Data records »
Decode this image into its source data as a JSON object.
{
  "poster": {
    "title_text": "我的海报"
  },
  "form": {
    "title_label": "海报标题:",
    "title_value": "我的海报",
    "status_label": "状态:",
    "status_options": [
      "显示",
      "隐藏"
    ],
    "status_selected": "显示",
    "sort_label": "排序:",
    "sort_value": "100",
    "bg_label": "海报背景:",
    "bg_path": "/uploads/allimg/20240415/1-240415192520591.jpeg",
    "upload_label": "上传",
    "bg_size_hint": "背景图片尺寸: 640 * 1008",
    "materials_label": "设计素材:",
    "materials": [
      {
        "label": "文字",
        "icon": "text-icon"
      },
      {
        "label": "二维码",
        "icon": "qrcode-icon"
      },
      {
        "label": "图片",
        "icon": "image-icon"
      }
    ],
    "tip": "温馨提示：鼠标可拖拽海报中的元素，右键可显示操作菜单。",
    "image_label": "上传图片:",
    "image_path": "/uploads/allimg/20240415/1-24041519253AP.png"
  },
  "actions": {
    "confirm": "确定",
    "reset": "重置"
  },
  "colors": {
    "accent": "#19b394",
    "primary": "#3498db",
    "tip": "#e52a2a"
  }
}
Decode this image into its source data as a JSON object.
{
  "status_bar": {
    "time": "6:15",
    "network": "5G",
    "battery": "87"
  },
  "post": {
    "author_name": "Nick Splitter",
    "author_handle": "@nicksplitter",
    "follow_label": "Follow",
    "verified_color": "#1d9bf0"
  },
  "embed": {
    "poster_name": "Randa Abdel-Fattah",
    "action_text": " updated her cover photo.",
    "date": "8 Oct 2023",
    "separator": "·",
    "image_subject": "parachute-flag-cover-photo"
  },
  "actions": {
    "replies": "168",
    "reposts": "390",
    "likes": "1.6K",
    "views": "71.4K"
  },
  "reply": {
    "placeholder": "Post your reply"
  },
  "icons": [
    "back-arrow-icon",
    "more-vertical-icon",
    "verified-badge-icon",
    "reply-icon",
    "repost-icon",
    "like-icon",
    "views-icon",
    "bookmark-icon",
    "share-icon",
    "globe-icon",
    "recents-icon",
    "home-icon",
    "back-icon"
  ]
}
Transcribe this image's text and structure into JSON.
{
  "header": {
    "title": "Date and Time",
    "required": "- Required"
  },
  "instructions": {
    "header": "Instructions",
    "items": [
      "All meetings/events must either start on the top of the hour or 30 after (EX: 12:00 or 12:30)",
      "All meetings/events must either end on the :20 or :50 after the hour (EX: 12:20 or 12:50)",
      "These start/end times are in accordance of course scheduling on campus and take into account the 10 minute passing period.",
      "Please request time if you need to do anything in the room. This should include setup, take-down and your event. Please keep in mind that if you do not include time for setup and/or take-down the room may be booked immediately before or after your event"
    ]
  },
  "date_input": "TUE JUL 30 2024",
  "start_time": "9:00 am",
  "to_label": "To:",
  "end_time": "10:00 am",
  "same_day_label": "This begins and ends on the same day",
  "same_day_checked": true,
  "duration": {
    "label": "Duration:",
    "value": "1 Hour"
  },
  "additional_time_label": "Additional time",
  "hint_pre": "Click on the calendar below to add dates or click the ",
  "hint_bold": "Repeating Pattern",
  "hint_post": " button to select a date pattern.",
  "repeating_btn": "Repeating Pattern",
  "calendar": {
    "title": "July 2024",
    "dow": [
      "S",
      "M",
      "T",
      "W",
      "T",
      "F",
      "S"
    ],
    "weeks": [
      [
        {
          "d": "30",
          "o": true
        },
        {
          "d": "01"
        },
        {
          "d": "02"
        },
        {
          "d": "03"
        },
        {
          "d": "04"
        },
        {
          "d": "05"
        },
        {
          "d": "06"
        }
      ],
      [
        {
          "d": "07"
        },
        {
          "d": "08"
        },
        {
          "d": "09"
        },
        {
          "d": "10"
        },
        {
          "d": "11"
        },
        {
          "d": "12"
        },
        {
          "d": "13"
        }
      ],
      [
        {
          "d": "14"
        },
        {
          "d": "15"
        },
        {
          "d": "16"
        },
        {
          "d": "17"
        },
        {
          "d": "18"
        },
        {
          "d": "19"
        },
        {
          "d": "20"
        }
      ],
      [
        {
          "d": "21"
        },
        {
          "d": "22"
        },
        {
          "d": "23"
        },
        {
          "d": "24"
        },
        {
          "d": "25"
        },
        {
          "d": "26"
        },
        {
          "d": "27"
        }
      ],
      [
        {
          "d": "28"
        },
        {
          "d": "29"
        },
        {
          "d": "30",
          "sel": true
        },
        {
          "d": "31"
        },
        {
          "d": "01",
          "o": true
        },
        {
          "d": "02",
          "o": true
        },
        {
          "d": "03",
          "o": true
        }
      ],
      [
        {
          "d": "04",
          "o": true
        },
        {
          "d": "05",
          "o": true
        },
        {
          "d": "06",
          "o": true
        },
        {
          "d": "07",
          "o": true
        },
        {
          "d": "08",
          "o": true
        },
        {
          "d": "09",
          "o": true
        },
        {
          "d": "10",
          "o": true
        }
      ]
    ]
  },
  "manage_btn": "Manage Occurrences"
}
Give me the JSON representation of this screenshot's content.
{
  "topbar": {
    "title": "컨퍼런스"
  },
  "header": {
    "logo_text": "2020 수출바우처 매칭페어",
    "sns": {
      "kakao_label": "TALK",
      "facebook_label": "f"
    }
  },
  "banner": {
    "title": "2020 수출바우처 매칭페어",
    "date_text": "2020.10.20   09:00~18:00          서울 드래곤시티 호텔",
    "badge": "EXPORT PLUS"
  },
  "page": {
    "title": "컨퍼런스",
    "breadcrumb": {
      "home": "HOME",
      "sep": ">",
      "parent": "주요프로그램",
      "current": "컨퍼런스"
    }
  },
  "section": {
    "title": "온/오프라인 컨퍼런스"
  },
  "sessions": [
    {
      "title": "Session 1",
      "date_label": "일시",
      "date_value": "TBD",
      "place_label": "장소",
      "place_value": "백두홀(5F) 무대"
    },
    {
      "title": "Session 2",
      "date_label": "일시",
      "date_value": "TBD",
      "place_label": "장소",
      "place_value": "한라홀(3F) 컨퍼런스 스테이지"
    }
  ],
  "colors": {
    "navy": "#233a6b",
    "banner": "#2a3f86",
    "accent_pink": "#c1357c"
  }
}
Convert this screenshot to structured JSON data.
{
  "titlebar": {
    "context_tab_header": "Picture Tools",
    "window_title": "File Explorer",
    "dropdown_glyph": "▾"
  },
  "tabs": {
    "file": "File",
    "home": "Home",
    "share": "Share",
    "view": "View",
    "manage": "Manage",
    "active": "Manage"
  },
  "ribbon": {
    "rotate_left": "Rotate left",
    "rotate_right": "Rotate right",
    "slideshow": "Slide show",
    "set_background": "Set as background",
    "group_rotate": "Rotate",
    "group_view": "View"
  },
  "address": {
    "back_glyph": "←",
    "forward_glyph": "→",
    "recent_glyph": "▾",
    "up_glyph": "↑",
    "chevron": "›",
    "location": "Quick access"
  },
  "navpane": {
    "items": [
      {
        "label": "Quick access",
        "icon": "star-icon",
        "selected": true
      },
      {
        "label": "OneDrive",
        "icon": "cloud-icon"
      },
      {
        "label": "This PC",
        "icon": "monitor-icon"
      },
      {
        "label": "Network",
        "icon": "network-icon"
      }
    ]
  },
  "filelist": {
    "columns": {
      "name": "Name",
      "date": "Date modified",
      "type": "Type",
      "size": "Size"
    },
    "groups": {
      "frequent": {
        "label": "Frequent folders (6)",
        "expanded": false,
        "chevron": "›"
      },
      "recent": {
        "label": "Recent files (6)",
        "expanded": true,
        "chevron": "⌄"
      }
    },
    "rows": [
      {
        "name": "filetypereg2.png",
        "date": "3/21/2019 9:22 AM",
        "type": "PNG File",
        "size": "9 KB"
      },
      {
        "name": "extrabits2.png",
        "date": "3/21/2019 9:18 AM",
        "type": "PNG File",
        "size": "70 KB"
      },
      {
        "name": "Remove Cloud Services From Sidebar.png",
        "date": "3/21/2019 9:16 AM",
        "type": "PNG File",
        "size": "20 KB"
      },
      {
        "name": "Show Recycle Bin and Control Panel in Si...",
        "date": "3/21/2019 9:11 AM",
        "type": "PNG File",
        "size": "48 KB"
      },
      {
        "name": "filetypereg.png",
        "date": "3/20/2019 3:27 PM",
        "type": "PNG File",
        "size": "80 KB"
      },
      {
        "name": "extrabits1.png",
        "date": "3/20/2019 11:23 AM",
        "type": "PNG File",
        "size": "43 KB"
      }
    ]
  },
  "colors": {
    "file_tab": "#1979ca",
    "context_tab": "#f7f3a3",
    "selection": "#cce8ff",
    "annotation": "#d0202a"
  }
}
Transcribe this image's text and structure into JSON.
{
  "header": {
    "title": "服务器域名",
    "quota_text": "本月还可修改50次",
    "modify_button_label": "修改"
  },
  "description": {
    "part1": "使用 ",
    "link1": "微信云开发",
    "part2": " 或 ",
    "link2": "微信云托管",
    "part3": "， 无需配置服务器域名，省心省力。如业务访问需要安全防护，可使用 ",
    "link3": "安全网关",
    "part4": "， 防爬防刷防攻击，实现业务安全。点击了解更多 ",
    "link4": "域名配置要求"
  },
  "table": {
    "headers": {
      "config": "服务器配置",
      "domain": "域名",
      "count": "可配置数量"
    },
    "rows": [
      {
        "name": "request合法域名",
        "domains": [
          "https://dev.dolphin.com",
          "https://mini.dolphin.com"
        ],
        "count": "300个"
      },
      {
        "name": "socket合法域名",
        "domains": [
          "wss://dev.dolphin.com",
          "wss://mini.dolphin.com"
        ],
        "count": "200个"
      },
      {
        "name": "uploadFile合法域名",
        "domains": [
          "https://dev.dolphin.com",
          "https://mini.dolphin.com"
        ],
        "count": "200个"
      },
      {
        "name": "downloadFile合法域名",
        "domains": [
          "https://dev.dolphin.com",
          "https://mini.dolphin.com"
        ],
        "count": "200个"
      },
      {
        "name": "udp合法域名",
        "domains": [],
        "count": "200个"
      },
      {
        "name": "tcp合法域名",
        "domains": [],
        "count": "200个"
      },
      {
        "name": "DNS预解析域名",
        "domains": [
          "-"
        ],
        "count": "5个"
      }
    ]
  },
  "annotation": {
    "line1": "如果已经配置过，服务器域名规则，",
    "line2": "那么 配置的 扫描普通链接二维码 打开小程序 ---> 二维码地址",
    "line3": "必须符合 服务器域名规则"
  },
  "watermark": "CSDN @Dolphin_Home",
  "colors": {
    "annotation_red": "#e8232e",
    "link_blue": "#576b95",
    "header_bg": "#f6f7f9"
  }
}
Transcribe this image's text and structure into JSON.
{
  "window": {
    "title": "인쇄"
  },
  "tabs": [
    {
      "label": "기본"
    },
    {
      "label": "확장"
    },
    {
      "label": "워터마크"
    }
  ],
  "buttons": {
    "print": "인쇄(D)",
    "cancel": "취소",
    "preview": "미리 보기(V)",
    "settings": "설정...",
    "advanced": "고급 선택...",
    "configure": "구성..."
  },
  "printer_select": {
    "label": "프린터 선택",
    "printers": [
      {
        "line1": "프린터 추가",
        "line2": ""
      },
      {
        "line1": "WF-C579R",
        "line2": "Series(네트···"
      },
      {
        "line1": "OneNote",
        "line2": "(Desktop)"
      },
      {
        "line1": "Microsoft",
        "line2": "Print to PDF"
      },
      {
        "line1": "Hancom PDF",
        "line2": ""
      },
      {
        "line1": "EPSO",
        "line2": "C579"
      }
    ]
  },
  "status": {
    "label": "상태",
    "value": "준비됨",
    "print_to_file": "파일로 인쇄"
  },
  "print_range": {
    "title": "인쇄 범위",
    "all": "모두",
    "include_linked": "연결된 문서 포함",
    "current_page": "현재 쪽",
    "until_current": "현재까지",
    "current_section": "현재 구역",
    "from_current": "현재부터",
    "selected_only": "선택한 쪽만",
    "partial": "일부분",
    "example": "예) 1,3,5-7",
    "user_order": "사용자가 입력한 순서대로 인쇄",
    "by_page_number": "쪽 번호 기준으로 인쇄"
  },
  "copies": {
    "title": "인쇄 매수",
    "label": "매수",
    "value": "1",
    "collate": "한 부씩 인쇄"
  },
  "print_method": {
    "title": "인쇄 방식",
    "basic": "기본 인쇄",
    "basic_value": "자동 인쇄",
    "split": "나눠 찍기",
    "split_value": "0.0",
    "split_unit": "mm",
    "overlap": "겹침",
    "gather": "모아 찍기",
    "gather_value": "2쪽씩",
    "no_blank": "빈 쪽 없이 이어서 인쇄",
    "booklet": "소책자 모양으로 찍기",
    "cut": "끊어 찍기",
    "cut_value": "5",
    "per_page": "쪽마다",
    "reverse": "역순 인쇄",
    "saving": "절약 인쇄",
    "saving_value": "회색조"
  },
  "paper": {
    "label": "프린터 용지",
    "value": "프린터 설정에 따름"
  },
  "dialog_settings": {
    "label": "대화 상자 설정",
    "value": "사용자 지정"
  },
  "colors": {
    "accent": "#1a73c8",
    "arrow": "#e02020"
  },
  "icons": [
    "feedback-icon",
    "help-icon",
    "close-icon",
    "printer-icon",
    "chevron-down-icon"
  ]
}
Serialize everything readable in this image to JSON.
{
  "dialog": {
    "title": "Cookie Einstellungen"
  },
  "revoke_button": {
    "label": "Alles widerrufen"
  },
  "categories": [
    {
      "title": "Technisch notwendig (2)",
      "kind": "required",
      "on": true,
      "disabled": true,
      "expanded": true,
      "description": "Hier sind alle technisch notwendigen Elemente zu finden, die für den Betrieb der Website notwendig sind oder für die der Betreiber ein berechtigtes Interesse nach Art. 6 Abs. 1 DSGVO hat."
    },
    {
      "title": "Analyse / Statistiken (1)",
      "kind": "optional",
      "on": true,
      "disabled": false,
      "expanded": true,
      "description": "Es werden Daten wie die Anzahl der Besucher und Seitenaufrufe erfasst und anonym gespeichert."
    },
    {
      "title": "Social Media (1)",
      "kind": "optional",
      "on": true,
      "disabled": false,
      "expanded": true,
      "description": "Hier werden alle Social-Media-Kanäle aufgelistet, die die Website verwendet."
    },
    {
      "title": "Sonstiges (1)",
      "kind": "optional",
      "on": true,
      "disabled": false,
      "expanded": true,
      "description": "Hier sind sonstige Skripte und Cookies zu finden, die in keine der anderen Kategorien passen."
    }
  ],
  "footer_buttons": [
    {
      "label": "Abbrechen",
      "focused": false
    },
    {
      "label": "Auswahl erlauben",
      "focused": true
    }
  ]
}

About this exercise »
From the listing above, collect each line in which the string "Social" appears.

Reply »
      "title": "Social Media (1)",
      "description": "Hier werden alle Social-Media-Kanäle aufgelistet, die die Website verwendet."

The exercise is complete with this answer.